April 3, 2023
The Teacher Education Department at Borough of Manhattan Community College (BMCC/CUNY) has joined the CUNY CITE (Computing-Integrated Teacher Education) project, which supports the inclusion of computational thinking into preparing the next generation of teachers.
Besides BMCC, CUNY colleges involved in CITE are Brooklyn College, New York City College of Technology, the College of Staten Island, Hostos Community College, Kingsborough Community College, LaGuardia Community College, Medgar Evers College, Queens College, The City College of New York and York College,
The BMCC project, “I Do, We Do, You Do: Introducing Computational Thinking to Teacher Education Faculty and Students,” is led by Teacher Education professors Rebecca Garte, Jennifer Gilken and Cara Kronen.
As Professor Gilken explains, the four-year project was awarded a $15,000 implementation grant from CUNY and began with a series of professional development workshops in Summer 2022. Professor Garte is the lead Principle Investigator (PI) on the research grant evaluating the impact on both professors and students, and the co-PIs are Professors Gilken and Kronen.
The purpose of the implementation is to introduce students of all ages to computational thinking (CT) concepts, specifically highlighting connections between CT, cognitive development and problem solving. The initial research will evaluate whether CT integration affects professor and student attitudes towards computing concepts.

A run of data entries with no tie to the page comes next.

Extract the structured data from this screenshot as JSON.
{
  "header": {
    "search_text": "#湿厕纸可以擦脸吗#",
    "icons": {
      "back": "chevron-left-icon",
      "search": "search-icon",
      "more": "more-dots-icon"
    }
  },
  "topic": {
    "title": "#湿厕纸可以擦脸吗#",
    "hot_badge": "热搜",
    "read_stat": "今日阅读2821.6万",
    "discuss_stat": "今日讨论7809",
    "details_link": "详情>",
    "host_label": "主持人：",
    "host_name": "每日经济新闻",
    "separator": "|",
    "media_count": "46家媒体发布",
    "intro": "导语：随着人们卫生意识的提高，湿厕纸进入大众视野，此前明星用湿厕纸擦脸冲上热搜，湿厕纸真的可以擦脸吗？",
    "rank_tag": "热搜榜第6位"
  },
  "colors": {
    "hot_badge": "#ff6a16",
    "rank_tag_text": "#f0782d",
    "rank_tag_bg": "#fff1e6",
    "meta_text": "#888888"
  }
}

“It also benefits our future teachers’ openness to computational thinking and supports them in integrating CT into their coursework,” says Professor Gilken.
But what exactly is “computational thinking”? As Professor Gilken explains, CT includes data visualization, hands-on exploration of materials and more.
“One example of CT embedded in classroom activities could be when Teacher Education students explore materials such as those in the BMCC MakerSpace, guided by open-ended prompts,” says Professor Gilken.
“Another example would be assigning students to build an object that moves without using wheels. In the process, they will become familiar with the pedagogical content knowledge of what computational thinking and digital literatures are, so they can embed those kinds of activities in coursework when they are teachers.”
Data visualization is also an activity using CT, she adds.
“We could work with our Teacher Education students on representing data through graphs, information charts or animation to make visual displays. Because our department offers an Early Childhood degree program, we’re also looking at ways to embed CT into the classroom using methods that are considered ‘unplugged,’ such as building with Legos and noticing concepts of design structure. Whether the activity is unplugged or occurring on a computer screen, they all use problem solving and other skills involved in computation.”
Staff development participants and Teacher Education majors can engage in activities involving CT at the BMCC Makerspace located in Room S-608 at the college’s Chambers Street campus. This space provides a 3D printer, vinyl and laser cutters, an array of computing sensors, analog tools such as a sewing machine and more.
The CUNY CITE project also affords BMCC Teacher Education faculty the opportunity to work with their counterparts on other CUNY campuses.
“It’s so exciting,” says Professor Gilken. “Our Teacher Education students gain a competitive edge over others as they take their CT knowledge and understanding to bachelor’s degree programs they transfer to, and it makes them better teachers in the long run. Not only that, but our community of Teacher Ed professors are learning together, and that’s an unexpected outcome that is enriching the whole experience for us.”
To learn more about the CUNY CITE project, which is open to all Teacher Education faculty, contact Professors Jennifer Gilken at firstname.lastname@example.org, Rebecca Garte at email@example.com and Cara Kronen at firstname.lastname@example.org.
To learn more about the BMCC Makerspace, contact Media Arts and Technology Professor and Makerspace Director Anna Pinkas at email@example.com or Lab Managers Kar Rosen, firstname.lastname@example.org and Jesse Harding, email@example.com.
The BMCC Teacher Education Department offers associate degree programs in Childcare/Early Childhood Education, Childhood Education, Bilingual Childhood Education, Secondary Education and (with the BMCC Health Education Department) School Health Education. To learn more about the Teacher Education program, visit online, stop by 199 Chambers Street, Room S-616 or call (212) 220-1274.